The Yoon administration was launched with a promise to restore fairness and common sense, which was undermined by the previous administration. The president pointed to anti-intellectualism as a cause of the crisis of democracy and brought the value of ‘freedom’ to the forefront during his inaugural speech. With one year under his belt, it is time to objectively assess if the Yoon administration has been operating state affairs according to its promise.

The touchstones for restoring fairness, common sense, and democracy were personnel appointments, including forming a government. However, the results were unsatisfactory. A series of minister candidates were denied, causing much criticism of failed personnel appointments. The administration was also criticized for building a 'republic of prosecutors' as those who were once prosecutors were appointed to key positions in the presidential office and ministries. Whenever he was criticized for his failed personnel appointments, President Yoon urged people to compare his results with the previous administration's. However, the faults of the previous administration cannot be an excuse to justify the mistakes of the current administration. Making bold corrections to faulty practices and policies, rather than blaming others, will better fit the leadership model based on fairness and common sense suggested by the president.

President Yoon said last year that he would pursue three major reforms in pensions, labor, and education, even if they are unpopular. The three major reforms reflect the desperate needs of the times but they are being conducted at a slow pace. The National Assembly’s discussions of pension reform, which was the first step of the process, had no result to show for it. While the government said it would submit a comprehensive operation plan for national pension by October, it remains to be seen. While labor reform was initiated by taking strong actions against labor unions’ illegal activities in construction sites and requesting labor unions to release their accounting data, a related system reform, such as making working hours more flexible, has not made any progress as it is stuck in the frame of 65 hours per week. Education reform is yet to take the first step.

Three major reforms are not going to be completed simply with the president’s statement that they are decisions for future generations. They are sensitive and difficult tasks that require the coordination of highly conflicting interests among different regions and generations. There cannot be a single step forward without consent from people and stakeholders. The Yoon administration should make proactive efforts to broaden people’s social consensus and obtain stakeholders’ consent for the reform initiatives.

With his second year in the office coming up, South Korea’s economic situations are still challenging. Due to continued hegemonic competition between the U.S. and China and inflation caused by the Ukraine war, people’s livelihoods are still struggling. Some say that the country may not even achieve one percent growth this year as it has experienced trade deficits for 14 consecutive months due to sluggish export of semiconductors to China. A hard-line confrontation between the ruling and opposition parties before the general elections for National Assembly members next year will hinder the company’s economic recovery.

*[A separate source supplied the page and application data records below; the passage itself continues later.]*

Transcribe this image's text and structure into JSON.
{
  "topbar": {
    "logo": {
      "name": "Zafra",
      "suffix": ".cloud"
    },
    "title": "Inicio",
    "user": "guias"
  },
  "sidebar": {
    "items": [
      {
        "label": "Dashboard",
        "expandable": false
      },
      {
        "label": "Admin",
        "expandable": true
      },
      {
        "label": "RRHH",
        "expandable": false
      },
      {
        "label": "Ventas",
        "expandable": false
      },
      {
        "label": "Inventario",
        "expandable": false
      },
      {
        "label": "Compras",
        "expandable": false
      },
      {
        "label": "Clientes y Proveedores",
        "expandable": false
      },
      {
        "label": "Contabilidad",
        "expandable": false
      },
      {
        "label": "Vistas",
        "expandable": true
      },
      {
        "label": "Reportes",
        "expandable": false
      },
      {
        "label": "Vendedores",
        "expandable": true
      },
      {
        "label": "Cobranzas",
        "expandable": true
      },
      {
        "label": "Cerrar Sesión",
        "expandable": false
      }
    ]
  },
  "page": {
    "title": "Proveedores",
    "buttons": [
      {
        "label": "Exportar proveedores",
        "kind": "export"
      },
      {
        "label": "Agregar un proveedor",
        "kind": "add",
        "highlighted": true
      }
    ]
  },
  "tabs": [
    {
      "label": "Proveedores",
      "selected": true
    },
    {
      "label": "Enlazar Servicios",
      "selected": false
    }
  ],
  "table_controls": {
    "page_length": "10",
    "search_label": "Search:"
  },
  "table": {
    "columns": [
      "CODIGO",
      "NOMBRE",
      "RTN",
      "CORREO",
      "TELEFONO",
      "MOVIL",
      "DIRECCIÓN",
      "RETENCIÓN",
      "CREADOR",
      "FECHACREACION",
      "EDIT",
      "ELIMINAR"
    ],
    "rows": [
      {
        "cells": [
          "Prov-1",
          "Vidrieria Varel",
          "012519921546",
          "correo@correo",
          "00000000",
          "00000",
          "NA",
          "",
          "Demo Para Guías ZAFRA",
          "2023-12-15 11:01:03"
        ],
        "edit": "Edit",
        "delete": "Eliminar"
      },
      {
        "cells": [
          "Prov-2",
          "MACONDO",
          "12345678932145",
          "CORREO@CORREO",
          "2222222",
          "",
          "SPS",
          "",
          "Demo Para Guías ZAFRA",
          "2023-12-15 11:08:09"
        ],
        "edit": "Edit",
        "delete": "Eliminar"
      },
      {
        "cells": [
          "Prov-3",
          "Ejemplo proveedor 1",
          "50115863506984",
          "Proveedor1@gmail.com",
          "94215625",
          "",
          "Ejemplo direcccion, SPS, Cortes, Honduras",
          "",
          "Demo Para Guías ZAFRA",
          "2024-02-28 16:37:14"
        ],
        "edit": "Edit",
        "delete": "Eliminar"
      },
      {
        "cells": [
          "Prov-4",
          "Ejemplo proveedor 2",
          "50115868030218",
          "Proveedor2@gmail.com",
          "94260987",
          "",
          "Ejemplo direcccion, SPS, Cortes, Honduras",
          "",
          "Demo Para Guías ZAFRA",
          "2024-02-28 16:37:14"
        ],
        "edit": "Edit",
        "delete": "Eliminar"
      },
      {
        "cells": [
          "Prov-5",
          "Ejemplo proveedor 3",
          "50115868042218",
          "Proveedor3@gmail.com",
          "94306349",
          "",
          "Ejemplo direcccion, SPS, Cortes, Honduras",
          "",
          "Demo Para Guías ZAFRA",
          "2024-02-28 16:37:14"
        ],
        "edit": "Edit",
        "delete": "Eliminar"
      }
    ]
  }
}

The Yoon administration should return to the basics of being responsible for state affairs and completely overhaul its current style of handling state affairs. Through a cabinet reshuffle being prepared to mark the administration’s one year in office, personnel reform should be performed to give hope to the public. It should also focus more on communication and governance to ask for understanding not only from the public but also from the opposition party. The administration should keep a tight rein on its state affairs and personnel reform to properly drive three major reforms which have been slow to make progress.